- **RECORDS FOR THE TASK**
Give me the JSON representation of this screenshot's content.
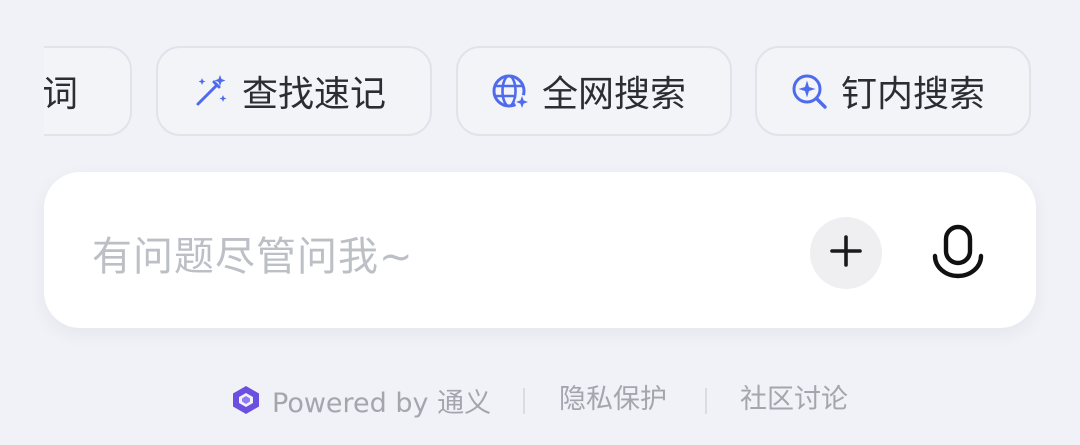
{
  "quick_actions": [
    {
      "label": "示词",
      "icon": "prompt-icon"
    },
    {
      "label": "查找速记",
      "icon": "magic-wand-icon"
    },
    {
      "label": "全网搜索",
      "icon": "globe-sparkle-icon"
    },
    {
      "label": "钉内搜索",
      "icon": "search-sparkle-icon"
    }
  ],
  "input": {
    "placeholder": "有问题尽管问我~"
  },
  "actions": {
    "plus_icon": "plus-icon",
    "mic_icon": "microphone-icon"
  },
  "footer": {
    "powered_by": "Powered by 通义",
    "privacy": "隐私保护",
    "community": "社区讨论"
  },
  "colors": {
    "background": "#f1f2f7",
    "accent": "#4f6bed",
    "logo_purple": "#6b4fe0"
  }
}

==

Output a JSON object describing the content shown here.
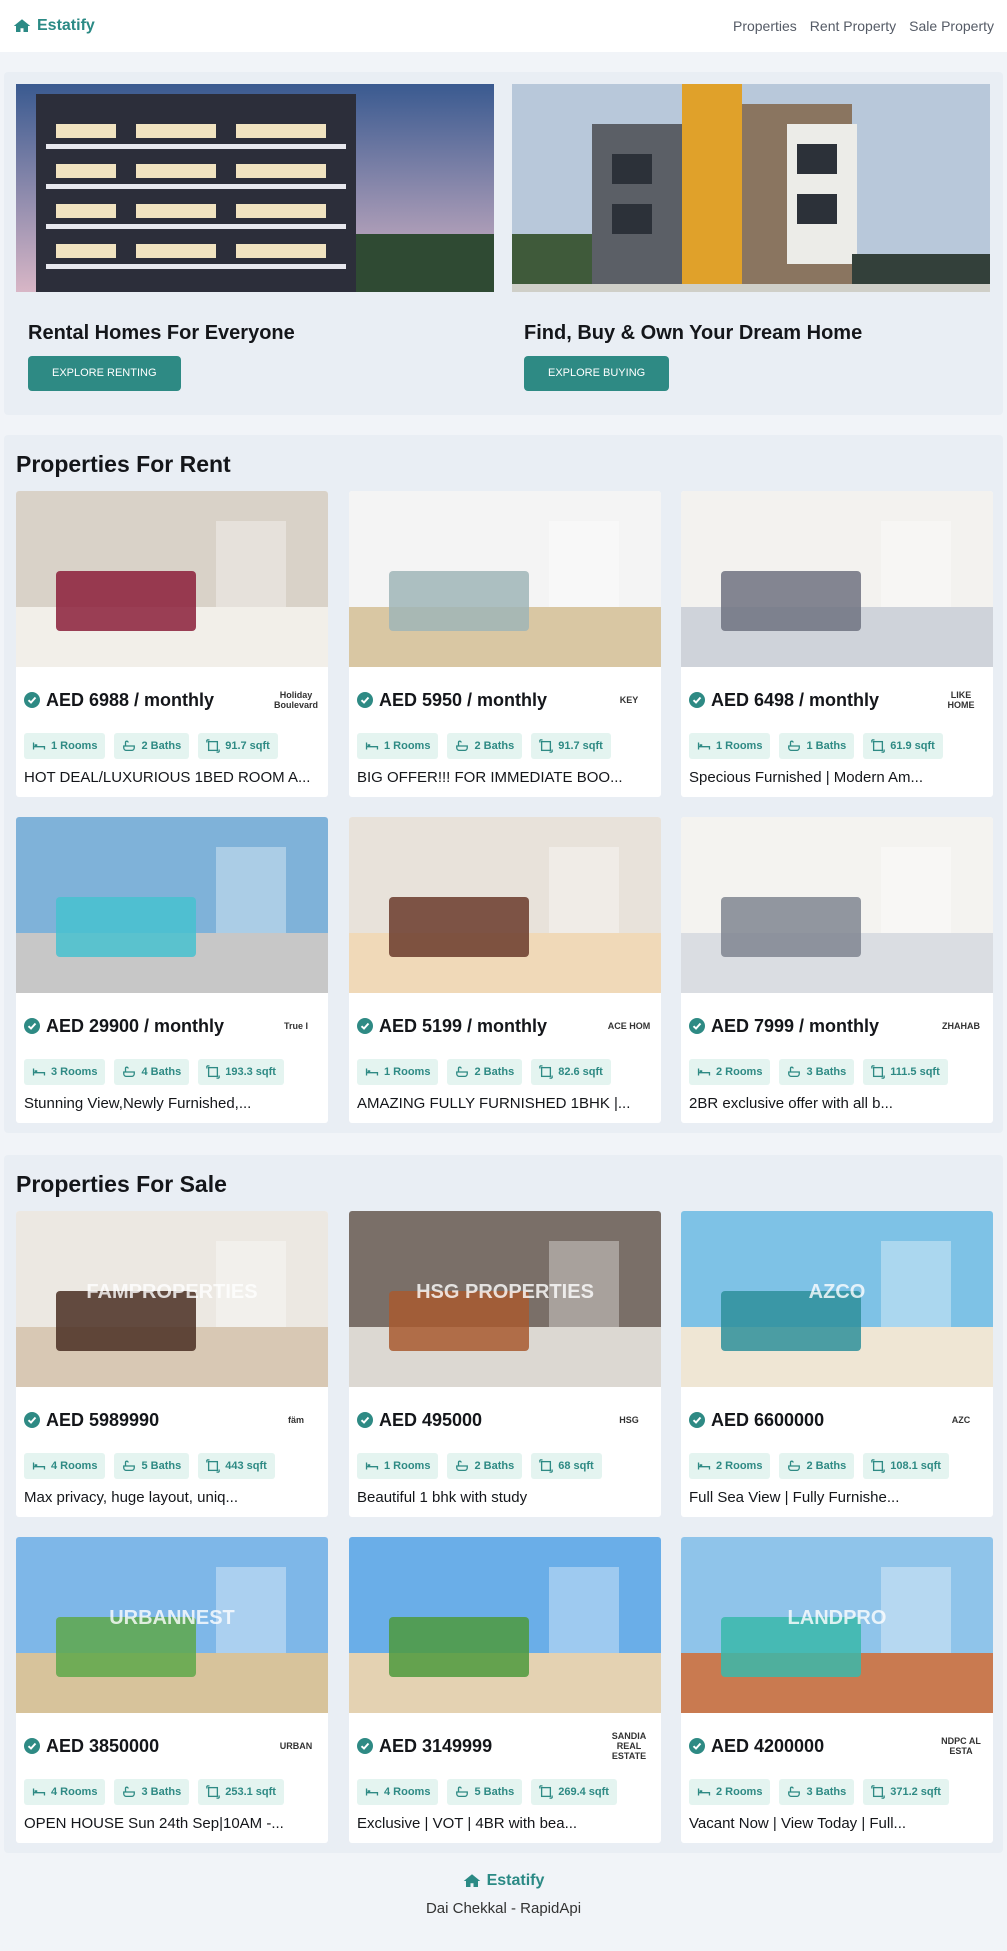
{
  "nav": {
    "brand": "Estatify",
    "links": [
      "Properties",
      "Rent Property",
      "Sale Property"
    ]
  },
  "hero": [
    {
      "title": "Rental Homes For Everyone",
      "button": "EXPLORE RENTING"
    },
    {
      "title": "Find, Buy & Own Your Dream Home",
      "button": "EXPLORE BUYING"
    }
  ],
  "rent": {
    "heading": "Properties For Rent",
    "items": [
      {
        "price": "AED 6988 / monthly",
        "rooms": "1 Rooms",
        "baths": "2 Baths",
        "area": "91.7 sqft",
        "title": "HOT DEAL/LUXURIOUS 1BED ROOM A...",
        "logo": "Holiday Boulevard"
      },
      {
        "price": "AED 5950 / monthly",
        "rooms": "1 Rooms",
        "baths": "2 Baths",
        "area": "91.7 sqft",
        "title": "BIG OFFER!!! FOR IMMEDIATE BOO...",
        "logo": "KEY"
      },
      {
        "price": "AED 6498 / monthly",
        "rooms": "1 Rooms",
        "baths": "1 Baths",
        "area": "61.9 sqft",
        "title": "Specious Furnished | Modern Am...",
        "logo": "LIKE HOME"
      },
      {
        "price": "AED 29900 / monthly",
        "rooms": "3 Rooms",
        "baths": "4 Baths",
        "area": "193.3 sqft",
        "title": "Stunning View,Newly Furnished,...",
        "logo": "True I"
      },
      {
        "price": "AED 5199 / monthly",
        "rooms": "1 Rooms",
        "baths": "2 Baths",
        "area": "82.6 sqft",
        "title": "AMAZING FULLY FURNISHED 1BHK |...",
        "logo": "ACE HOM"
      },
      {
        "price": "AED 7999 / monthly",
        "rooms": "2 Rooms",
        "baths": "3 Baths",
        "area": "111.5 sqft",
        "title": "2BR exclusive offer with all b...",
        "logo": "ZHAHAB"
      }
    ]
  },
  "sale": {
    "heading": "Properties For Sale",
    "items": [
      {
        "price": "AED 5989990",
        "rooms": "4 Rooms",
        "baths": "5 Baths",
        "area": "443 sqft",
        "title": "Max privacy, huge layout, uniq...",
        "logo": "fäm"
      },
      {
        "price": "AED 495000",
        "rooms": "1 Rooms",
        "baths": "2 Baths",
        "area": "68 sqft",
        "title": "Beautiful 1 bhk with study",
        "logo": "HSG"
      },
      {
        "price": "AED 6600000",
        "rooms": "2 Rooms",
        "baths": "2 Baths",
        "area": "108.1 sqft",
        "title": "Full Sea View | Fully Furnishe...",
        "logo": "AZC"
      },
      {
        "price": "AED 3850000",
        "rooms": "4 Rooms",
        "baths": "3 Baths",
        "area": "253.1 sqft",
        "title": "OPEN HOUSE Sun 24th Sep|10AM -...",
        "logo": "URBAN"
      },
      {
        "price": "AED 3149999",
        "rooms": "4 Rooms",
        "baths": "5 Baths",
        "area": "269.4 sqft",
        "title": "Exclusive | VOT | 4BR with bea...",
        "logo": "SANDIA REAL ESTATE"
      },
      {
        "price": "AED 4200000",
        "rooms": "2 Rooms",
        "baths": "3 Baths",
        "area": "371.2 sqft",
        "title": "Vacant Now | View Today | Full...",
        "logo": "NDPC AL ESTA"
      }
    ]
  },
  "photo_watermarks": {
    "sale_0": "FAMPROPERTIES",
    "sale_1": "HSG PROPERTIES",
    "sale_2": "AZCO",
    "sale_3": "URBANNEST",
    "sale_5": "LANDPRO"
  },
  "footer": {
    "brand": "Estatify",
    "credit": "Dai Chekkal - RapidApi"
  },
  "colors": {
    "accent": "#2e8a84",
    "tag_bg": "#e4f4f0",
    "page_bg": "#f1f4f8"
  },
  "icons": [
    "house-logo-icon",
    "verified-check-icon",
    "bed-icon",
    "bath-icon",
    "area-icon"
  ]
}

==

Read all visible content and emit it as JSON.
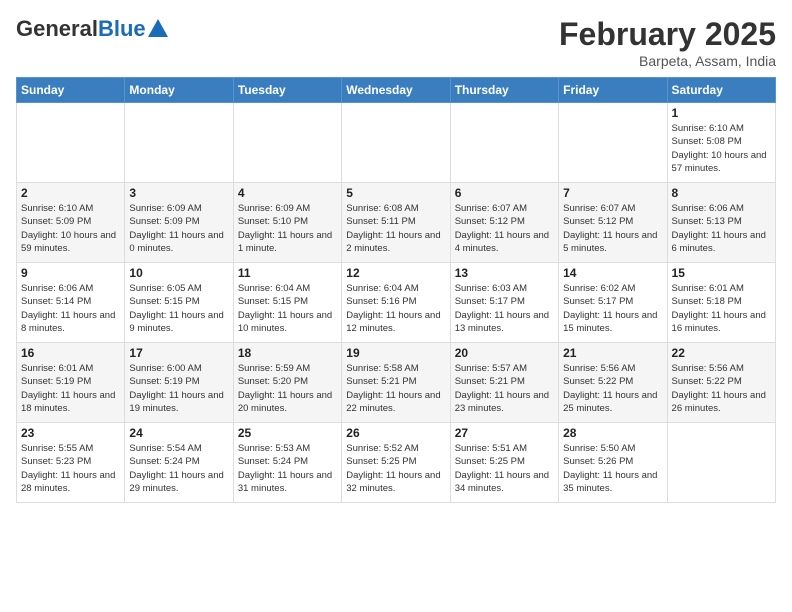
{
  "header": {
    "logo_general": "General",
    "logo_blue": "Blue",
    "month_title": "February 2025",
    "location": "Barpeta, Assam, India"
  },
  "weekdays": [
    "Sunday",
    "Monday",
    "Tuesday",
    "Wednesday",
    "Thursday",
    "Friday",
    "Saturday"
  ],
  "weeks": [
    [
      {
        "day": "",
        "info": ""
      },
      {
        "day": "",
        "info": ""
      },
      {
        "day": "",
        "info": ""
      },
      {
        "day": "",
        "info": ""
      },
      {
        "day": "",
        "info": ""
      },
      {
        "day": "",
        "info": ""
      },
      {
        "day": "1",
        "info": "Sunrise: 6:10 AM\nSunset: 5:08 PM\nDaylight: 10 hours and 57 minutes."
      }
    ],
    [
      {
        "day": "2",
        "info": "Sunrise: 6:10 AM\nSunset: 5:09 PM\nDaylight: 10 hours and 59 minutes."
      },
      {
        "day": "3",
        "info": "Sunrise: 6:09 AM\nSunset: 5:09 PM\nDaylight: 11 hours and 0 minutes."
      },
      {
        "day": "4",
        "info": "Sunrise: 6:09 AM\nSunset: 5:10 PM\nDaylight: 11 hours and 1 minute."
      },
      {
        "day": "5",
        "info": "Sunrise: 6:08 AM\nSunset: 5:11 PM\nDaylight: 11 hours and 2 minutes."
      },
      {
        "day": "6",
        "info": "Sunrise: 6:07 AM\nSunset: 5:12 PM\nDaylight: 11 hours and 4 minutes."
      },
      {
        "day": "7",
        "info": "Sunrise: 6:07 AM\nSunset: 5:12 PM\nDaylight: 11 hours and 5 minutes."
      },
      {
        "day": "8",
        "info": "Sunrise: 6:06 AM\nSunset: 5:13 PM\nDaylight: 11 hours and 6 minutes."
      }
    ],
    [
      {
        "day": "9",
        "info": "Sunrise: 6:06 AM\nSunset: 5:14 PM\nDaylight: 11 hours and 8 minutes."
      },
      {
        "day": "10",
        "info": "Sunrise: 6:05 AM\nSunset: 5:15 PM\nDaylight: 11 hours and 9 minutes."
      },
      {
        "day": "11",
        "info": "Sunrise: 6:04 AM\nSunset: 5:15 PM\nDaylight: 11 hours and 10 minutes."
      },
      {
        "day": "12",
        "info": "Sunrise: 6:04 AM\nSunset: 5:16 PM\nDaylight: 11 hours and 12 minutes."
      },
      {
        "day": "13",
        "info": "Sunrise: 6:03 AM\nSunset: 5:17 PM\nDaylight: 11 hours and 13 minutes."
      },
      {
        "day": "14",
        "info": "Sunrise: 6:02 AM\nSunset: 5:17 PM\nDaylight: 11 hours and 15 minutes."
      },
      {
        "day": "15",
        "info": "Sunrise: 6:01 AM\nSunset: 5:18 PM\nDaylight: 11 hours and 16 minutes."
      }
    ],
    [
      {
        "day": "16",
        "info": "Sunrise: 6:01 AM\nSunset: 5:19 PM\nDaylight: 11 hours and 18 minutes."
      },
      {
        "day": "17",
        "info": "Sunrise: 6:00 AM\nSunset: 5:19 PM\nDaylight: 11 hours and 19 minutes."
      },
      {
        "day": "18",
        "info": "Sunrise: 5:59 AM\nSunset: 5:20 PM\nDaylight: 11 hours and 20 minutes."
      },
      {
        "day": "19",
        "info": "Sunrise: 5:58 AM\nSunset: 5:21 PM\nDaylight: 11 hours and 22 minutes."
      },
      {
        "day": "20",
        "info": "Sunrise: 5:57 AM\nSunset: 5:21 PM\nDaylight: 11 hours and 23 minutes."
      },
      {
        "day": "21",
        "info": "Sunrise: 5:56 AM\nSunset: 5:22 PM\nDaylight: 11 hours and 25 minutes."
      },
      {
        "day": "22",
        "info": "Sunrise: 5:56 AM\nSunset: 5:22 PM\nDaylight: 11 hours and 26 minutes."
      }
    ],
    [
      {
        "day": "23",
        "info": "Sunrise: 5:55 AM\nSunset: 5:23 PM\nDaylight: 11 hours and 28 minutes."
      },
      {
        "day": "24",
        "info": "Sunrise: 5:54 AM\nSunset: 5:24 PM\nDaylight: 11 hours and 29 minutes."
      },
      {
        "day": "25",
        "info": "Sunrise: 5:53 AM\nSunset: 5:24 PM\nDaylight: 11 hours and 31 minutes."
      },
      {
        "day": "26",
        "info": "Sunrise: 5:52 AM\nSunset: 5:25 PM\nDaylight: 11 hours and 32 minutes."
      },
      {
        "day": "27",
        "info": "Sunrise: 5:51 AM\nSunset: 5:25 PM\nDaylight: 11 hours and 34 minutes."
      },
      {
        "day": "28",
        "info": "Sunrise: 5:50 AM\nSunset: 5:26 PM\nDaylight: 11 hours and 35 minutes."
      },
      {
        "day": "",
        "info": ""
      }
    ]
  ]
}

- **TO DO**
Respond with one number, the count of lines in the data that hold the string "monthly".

- **TASK SOLUTION**
6